April 25, 2022—Lending Rates Rise – Forbes Advisor
Editorial Note: We earn a commission on partner links on Forbes Advisor. Commissions do not affect the opinions or ratings of our editors.
The average interest rate on 10-year fixed-rate private student loans rose last week. For borrowers looking for private loans to fill gaps to pay for higher education expenses, rates remain relatively low for borrowers with strong credit.
For borrowers with a credit score of 720 or higher who prequalified in Credible.com’s student loan marketplace from April 18 to April 22, the average fixed interest rate on a 10-year private student loan was 6.25%. On a five-year variable-rate loan, the rate was 4.74%, according to Credible.com.
Related: Best Private Student Loans
Fixed rate loans
The average fixed rate on 10-year loans last week rose 0.86% to 6.25%. The previous week, the average was 5.39%.
Borrowers looking for a private student loan can now qualify for a higher rate than they would have at this time last year. At this time last year, the average fixed rate on a 10-year loan was 5.85%, or 0.40% lower than the current rate.
If you were to fund $20,000 in student loans at today’s average fixed rate, you’d pay about $225 a month and about $6,947 in total interest over 10 years, according to Forbes Advisor’s student loan calculator.
Variable rate loans
The average five-year variable student loan rate rose 0.63% last week. It now stands at 4.74%.
Unlike fixed rates, variable interest rates fluctuate over the term of the loan. Variable rates can start lower than fixed rates, especially during times when rates are generally low, but they can increase over time.
Private lenders often offer borrowers the option of choosing between fixed and variable interest rates. Fixed rates may be the safest bet for the average student, but if your income is stable and you plan to pay off your loan quickly, it might be beneficial to choose a variable loan.
If you were to finance a $20,000 five-year loan at a variable interest rate of 4.74%, you would pay about $375 on average per month. In total interest over the term of the loan, you would pay approximately $2,503. Of course, since the interest rate is variable, it can fluctuate up or down from month to month.
Related: How to get a private student loan
Apply for a private student loan
Before turning to a private student loan, consider a federal student loan as your first option. Interest rates on federal student loans are generally lower – for example, for the 2021-2022 school year, the federal undergraduate student loan interest rate is 3.73%. Federal student loans also tend to have much more generous repayment and forgiveness options. Still, if you’ve reached federal student loan borrowing limits or don’t qualify, private student loans may be a good solution.
To obtain a private student loan, you will usually need to apply directly with a non-federal lender. You can find private student loans from banks, credit unions, and online entities. Nonprofit organizations, state agencies, and colleges also offer loans.
It is important to note that you will need a qualified co-signer if you have a limited credit history, as undergraduate students often do.
When applying for a private student loan, consider the following:
- Your qualities. Private student loans are credit-based. Lenders typically require a credit score above 600. This is where having a co-signer can be particularly beneficial.

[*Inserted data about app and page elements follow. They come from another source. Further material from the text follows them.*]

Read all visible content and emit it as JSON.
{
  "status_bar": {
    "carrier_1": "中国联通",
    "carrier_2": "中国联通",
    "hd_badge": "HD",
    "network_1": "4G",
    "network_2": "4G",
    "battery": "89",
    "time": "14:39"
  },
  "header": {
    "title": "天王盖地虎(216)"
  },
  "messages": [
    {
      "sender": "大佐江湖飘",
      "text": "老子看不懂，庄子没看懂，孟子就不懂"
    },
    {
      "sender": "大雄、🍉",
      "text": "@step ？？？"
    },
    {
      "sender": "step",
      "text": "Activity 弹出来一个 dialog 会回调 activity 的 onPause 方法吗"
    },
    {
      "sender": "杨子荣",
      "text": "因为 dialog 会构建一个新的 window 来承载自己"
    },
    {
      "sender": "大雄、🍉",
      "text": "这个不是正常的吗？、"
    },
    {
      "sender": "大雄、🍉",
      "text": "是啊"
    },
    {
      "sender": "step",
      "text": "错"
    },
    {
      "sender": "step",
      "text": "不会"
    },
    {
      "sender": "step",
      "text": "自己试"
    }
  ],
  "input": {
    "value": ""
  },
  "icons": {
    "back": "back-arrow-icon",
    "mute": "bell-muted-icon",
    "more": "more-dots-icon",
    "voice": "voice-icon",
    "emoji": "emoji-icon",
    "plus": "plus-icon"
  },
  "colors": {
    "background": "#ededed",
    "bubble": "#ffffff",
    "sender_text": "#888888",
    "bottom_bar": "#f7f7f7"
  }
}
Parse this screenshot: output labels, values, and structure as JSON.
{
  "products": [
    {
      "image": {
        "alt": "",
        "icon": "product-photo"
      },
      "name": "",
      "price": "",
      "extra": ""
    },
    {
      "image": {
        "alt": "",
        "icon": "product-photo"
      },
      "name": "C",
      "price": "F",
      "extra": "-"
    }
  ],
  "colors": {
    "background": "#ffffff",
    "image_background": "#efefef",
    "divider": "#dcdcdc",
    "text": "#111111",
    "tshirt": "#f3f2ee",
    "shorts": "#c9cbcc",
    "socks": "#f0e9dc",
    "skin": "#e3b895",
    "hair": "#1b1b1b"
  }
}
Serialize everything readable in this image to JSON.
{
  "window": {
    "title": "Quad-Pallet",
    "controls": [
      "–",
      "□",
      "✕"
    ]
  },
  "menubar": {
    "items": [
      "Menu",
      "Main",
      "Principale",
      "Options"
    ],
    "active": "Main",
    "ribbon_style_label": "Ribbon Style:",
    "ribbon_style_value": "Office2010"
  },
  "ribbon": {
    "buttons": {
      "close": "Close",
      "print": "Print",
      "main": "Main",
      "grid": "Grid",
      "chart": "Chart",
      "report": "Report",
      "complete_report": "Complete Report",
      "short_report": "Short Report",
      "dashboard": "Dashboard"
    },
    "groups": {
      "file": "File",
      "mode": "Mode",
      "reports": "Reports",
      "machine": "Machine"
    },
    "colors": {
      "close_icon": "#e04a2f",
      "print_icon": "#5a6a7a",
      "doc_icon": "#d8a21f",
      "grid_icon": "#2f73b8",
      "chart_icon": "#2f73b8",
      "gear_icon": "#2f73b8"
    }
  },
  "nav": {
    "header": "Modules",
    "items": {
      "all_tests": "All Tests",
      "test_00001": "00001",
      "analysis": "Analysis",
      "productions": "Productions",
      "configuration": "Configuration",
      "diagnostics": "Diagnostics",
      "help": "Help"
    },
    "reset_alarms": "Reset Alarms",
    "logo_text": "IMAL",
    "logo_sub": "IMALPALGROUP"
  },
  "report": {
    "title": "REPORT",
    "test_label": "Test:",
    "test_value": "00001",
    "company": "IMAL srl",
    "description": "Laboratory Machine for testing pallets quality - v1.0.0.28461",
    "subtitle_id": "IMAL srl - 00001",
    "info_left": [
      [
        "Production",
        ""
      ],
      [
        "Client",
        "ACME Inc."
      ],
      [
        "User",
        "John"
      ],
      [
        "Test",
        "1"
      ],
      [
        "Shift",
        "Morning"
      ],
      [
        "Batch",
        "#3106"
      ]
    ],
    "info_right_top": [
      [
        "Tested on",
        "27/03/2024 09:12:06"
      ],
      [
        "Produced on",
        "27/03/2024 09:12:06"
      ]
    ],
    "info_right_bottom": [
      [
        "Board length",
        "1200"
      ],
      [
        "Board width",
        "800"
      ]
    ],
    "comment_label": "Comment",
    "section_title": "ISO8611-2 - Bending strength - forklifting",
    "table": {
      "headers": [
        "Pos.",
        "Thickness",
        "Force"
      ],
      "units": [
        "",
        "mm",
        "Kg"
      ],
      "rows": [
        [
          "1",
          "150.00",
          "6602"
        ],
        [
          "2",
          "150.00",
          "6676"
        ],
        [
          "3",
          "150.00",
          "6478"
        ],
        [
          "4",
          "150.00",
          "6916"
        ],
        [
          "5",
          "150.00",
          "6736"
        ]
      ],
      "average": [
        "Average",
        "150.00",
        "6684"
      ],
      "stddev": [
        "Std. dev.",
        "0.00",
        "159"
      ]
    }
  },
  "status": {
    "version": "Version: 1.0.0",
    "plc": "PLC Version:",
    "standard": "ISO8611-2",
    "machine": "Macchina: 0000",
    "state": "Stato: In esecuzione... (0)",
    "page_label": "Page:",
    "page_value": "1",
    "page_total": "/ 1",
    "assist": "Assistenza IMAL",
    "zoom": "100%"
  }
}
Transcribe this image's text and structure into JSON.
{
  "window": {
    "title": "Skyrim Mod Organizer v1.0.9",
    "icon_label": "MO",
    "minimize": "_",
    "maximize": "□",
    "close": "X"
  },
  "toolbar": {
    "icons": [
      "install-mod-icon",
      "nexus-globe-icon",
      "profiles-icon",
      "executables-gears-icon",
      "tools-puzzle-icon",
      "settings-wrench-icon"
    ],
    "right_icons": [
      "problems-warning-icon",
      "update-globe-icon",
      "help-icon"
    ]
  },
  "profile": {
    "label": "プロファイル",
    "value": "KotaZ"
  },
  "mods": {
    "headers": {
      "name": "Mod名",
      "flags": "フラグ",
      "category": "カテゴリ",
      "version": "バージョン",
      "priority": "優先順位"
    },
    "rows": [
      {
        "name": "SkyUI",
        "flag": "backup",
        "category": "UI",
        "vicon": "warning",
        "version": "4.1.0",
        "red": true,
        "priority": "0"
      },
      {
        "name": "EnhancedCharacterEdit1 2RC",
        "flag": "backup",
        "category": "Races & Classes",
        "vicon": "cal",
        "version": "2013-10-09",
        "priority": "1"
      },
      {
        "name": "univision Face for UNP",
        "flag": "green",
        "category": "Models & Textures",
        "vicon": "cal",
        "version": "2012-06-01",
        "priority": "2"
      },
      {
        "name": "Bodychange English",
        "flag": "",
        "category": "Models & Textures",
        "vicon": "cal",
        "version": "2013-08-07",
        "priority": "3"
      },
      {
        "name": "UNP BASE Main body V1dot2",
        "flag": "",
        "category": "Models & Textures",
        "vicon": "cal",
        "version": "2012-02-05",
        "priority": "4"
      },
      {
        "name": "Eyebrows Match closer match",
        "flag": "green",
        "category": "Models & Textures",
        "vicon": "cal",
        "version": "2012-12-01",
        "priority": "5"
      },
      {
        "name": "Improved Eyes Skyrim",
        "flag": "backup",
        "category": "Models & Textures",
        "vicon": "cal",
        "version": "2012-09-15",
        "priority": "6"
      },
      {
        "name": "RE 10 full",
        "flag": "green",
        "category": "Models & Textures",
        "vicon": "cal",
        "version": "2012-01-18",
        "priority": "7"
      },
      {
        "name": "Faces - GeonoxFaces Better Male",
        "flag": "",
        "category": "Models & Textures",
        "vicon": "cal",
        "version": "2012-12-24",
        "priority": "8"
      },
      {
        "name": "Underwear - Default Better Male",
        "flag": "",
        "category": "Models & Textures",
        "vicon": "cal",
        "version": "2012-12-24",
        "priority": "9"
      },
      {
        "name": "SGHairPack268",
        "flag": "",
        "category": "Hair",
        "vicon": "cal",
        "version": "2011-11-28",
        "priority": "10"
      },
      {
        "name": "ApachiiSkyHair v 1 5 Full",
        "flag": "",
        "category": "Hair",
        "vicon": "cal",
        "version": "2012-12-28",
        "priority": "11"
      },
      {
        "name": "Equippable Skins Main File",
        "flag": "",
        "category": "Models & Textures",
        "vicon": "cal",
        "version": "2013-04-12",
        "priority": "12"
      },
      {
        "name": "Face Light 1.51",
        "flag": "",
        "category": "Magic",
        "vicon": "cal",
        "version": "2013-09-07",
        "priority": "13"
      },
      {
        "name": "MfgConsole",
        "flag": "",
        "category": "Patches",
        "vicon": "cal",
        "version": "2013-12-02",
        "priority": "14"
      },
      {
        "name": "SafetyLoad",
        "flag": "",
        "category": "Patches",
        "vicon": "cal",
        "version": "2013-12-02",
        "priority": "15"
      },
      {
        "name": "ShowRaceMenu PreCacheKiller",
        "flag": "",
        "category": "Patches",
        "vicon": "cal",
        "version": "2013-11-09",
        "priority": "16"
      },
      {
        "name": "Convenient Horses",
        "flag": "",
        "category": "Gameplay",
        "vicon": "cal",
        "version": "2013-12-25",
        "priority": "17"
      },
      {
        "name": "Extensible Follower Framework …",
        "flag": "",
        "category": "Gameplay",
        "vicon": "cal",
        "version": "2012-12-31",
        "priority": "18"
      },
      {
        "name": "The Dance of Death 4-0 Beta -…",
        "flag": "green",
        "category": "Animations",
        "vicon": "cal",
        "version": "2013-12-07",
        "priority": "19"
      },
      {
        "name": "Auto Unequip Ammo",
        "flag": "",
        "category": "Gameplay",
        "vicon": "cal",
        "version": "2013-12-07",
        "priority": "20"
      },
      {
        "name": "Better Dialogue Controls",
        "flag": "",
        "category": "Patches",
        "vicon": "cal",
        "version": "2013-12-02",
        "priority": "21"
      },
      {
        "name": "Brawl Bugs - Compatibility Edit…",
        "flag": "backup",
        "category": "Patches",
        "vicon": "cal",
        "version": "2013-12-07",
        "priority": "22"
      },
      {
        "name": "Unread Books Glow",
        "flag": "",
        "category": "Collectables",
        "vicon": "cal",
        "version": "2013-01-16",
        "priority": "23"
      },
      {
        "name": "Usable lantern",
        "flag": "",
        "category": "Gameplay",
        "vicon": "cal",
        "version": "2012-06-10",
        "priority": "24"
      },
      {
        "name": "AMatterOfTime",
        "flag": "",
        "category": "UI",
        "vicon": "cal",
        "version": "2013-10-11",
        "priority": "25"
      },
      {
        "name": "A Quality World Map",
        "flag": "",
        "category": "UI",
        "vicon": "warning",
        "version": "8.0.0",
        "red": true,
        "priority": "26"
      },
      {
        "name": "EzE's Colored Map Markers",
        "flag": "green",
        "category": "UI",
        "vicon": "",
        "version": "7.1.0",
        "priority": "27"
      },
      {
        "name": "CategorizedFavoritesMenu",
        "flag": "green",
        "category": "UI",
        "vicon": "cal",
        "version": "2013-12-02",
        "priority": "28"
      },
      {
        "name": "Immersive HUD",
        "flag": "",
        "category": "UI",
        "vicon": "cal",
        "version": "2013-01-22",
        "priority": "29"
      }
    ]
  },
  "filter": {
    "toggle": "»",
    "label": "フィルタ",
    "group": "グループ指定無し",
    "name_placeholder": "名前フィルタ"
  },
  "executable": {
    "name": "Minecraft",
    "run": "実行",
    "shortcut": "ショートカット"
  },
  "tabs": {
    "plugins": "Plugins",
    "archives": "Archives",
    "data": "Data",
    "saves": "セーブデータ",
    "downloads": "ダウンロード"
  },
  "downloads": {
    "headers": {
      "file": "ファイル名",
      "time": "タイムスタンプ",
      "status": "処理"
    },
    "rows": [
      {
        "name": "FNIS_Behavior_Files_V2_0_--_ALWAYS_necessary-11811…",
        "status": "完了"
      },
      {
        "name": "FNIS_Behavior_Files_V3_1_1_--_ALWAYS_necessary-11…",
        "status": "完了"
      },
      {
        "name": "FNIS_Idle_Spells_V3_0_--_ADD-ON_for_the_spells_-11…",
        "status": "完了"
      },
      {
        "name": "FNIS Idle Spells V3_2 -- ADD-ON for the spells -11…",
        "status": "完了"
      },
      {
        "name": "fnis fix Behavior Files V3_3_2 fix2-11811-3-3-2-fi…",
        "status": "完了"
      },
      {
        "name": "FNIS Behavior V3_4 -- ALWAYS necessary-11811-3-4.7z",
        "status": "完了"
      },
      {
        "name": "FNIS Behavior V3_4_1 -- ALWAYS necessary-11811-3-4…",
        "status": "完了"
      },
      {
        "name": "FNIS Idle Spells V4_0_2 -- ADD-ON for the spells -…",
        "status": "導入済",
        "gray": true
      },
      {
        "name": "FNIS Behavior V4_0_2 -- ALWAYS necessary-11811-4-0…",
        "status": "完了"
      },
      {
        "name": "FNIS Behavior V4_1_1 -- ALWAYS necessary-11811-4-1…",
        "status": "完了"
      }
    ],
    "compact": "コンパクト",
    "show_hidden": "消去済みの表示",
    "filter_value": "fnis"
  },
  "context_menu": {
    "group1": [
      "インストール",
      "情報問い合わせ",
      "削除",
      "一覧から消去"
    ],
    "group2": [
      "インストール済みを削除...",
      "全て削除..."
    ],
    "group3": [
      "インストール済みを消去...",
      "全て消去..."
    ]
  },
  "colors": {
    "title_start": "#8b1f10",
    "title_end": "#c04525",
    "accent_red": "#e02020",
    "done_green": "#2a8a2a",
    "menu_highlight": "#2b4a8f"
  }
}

- Where to apply. You can apply directly on the lender’s website, by mail or by phone.
- Your choices. Look at what each lender offers and compare the interest rate, term, future monthly payment, origination fees and late fees. Also check to see if the lender offers a co-signer release so that the co-borrower can potentially opt out of the loan.
How to Compare Private Student Loans
When comparing private student loan options, take a close look at the overall cost of the loan. This includes the interest rate and fees. It’s also important to consider the type of help the lender offers if you can’t afford your payments.
Remember that those with good or excellent credit usually get the best rates.
Experts generally recommend that you don’t borrow more than you will earn in your first year of college. While some lenders cap the amount of money you can borrow each year, others don’t. When comparing loans, determine how the loan will be disbursed and what costs it will cover.
How lenders determine your rate
The rate you receive varies depending on whether you get a fixed or variable loan. Rates are partly based on your creditworthiness – those with higher credit scores often get the lowest rates. But your rate is also based on other factors. Credit history, income, and even the degree you’re working on and your career can all play a role.